Average weekly earnings rose by 2.5% year-on-year, in line with the figure analysts expected, while the previous month's 2.2% gain was revised up to 2.3%.

When excluding bonuses, earnings grew 2.3%, marginally above the 2.2% forecast and the previous month's reading. However, when the impact of inflation is factored in, real weekly wages fell by 0.2%, when including bonuses and by 0.4% when excluding bonuses, compared with a year earlier.

Labour market remains robust

Ben Brettell, senior economist at Hargreaves Lansdown, said the labour market remained robust, with employment close to all-time highs and plenty of vacancies available.

"The pay squeeze continues for now, but with wages growing a little more strongly and inflation set to fall back in the new year, this looks like it'll come to an end in the next few months," he added.

"We should remember, however, that the only true driver of real pay growth and rising living standards is productivity growth. This is something the UK has struggled with since the financial crisis, and as yet nobody seems to have solved the puzzle."

Andrew Wishart, UK Economist at Capital Economics, added the latest figures were source of optimism.

"We doubt the weakness in employment will persist for too much longer given that all of the hiring surveys that we track point to annual employment growth accelerating significantly from the current 1%, while unfilled vacancies are at a record high," he said.

Economists have previously warned the squeeze on households was being exacerbated by subdued wage growth, and data released yesterday showed inflation climbed to the highest level in over five in and a half years in November.

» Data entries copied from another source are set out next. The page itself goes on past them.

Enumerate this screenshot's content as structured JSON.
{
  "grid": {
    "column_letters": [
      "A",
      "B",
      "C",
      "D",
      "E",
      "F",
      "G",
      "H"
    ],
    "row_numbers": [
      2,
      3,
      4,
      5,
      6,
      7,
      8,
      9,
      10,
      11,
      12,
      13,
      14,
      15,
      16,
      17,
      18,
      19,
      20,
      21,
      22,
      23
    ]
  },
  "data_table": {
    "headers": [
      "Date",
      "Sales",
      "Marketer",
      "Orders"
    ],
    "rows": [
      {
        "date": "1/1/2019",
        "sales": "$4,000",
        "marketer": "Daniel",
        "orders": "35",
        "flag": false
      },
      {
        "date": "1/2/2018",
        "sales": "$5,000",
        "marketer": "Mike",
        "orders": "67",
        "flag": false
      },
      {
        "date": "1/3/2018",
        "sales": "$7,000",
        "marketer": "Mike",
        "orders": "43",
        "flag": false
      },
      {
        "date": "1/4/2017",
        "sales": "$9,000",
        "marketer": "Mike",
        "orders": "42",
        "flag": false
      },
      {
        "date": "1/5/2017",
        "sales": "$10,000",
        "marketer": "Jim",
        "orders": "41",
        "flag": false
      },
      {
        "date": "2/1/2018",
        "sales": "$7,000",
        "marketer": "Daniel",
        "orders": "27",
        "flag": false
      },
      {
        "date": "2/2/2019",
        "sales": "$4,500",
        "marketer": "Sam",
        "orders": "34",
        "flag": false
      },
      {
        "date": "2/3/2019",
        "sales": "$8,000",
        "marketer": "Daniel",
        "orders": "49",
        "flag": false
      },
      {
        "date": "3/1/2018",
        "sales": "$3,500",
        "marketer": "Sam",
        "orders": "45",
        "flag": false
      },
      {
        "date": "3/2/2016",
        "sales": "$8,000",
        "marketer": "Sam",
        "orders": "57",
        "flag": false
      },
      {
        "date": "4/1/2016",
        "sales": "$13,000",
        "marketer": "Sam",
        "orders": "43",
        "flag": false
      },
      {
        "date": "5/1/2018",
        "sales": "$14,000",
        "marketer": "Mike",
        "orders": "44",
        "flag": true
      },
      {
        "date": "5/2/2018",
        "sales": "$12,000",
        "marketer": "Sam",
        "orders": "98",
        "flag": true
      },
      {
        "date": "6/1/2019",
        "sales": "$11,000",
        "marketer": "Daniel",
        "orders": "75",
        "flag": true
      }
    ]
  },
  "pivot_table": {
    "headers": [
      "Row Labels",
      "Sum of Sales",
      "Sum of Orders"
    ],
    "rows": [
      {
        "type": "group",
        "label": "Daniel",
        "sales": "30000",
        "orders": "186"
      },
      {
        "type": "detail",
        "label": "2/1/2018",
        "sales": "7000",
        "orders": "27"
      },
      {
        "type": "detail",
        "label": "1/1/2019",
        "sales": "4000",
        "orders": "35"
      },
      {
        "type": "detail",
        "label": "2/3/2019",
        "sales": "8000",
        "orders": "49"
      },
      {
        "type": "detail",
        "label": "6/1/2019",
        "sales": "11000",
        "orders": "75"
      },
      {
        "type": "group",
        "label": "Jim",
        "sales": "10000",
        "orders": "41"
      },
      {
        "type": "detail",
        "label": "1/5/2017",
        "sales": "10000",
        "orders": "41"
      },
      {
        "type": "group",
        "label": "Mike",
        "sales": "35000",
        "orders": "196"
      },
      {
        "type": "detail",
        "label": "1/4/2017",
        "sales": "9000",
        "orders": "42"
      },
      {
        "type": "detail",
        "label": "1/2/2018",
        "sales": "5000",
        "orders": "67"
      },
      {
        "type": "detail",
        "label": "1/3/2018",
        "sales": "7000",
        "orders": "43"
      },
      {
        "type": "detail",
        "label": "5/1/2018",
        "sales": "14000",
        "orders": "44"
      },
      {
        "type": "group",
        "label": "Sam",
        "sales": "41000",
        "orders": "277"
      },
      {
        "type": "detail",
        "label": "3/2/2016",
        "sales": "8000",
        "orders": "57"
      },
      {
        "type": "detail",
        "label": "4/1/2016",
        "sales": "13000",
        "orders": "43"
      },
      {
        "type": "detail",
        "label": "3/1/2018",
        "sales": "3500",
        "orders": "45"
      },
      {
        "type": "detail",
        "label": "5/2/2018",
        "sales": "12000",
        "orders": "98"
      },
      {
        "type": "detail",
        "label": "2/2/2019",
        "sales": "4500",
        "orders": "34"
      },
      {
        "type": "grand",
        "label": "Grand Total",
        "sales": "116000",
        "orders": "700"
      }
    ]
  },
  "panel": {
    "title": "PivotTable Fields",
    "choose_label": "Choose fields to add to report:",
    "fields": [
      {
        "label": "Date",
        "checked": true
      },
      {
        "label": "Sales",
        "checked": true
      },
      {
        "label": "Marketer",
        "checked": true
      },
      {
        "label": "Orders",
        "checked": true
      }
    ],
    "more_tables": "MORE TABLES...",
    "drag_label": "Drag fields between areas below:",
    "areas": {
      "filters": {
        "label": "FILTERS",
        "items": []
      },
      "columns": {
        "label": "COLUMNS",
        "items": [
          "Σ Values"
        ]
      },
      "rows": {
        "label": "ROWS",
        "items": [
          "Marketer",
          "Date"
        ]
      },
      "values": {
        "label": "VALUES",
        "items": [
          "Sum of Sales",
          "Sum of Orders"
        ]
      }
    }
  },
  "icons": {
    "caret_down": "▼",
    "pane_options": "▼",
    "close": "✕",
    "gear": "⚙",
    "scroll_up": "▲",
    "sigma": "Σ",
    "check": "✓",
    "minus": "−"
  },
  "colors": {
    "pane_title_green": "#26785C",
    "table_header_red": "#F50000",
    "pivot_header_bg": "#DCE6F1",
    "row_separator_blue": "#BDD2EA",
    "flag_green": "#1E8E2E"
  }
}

Inflation rose 3.1% year-on-year last month, compared with the 3% growth recorded in October and September. The figure was the highest level on record since March 2012 and will force Bank of England Governor Mark Carney to write a letter to the Chancellor explaining why price growth is so far above the BoE's 2% target.

The ONS added that the employment rate – the proportion of people aged from 16 to 64 who were in work – stood at 75.1%, falling 0.2 percentage points from the previous quarter.